In Chaos Theory, Dontnod shows its ability to more fully explore both the impact of its plot developments and the possibilities of the game’s time travel premise. The introduction of a new power/gameplay mechanic in the last few minutes of the episode ties into the thematic concerns of the series, highlighting the preoccupation with regret that it has been developing in the past. Maintaining—and drawing out—this through line gives the impression that the game’s story is aiming for more than the compulsive, cliffhanger-laden dramatic structure of other episodic games. Its third act makes it clear that Life Is Strange is a more cohesive type of game, interested less in hooking players with shocking plot twists (though it does have those) than doling out a larger narrative in intermittent chapters.
The first two episodes of Life Is Strange have done a tremendous job of establishing not just the game’s fictional setting, but the dramatic stakes at hand, too. Chaos Theory uses this foundation to begin fully delving into its overarching story. Now that the player is familiar with the characters and has some idea of where the plot is headed, the game’s narrative scope can be expanded outward in surprising ways. While the first half of the episode is spent picking up the pieces of what has gone before, the latter part seems determined to push the story forward in an unexpected new direction.

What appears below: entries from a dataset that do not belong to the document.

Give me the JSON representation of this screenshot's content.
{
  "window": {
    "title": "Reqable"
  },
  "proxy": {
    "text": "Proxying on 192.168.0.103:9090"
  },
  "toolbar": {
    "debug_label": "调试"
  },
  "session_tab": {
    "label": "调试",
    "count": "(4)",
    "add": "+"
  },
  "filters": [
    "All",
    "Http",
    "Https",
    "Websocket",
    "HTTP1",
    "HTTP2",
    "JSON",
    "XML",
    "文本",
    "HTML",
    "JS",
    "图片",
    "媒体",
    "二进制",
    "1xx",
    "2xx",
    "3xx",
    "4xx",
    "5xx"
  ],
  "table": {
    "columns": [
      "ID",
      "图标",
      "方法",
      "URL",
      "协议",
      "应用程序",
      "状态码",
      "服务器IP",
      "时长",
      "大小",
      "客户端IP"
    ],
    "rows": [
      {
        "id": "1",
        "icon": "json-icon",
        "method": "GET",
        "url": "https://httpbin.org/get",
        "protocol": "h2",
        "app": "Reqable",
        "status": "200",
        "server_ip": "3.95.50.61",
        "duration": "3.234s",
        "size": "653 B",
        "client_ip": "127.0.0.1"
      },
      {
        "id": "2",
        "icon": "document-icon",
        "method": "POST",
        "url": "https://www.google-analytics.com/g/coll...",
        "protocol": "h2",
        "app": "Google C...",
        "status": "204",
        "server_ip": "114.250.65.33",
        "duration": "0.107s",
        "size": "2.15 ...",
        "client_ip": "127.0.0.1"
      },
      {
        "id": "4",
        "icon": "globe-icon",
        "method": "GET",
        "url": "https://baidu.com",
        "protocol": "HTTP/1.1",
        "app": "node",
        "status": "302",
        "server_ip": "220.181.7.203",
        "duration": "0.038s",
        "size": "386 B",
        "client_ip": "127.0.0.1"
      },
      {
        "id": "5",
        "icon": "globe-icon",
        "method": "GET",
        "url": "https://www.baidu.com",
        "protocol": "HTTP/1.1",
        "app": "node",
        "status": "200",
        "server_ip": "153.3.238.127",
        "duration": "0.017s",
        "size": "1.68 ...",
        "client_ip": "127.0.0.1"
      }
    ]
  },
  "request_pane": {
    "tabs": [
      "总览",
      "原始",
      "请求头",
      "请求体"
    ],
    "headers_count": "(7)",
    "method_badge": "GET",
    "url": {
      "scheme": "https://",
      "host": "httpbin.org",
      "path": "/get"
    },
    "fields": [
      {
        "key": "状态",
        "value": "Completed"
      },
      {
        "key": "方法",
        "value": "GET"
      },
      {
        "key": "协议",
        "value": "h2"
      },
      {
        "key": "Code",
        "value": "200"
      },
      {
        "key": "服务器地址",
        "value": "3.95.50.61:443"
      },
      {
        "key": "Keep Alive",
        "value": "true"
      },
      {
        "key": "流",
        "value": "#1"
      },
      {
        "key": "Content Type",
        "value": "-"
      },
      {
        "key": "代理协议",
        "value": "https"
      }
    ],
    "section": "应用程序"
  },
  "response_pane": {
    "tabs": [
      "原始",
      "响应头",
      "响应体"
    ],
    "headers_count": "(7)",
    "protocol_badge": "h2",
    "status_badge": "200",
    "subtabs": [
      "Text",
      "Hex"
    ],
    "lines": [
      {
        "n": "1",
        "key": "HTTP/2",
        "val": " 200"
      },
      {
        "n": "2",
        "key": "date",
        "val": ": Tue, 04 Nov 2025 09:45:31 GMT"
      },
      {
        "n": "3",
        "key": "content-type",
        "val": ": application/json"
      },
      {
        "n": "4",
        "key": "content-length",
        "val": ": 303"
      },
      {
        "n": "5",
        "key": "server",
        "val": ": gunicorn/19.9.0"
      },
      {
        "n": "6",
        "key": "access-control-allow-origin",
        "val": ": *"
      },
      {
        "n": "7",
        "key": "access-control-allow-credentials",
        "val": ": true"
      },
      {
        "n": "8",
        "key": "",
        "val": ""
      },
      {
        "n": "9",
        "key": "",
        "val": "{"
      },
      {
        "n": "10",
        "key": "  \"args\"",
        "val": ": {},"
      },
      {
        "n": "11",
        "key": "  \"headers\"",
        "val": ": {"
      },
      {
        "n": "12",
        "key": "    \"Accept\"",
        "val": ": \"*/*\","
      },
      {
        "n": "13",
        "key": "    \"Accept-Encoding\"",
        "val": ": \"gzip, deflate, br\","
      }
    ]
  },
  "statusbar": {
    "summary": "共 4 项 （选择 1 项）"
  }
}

It’s to the developers credit that even the strangest moments in Chaos Theory feel like a natural progression of the plot. As Max’s world continues to change in unexpected ways, Dontnod find ways to anchor the magical realist weirdness of time travel in characters who, though still speaking the same awkward dialogue that filled past episodes, are satisfyingly developing into ever more complex personalities. The grounding of an everyday aesthetic allows the player to more fully engage with the increasingly bizarre nature of its main plot device.
Life Is Strange has already proven itself capable of making an interesting story out of its premise, but it’s in this third episode that it has begun to develop a real level of confidence in its narrative. The plot and character development in Chaos Theory feels more organic than in past chapters and the rhythm of its gameplay seems to have settled into a comfortable groove that serves the story well. This assurance in the strength of its story and pacing bodes very well for the quality of the game’s upcoming, concluding acts.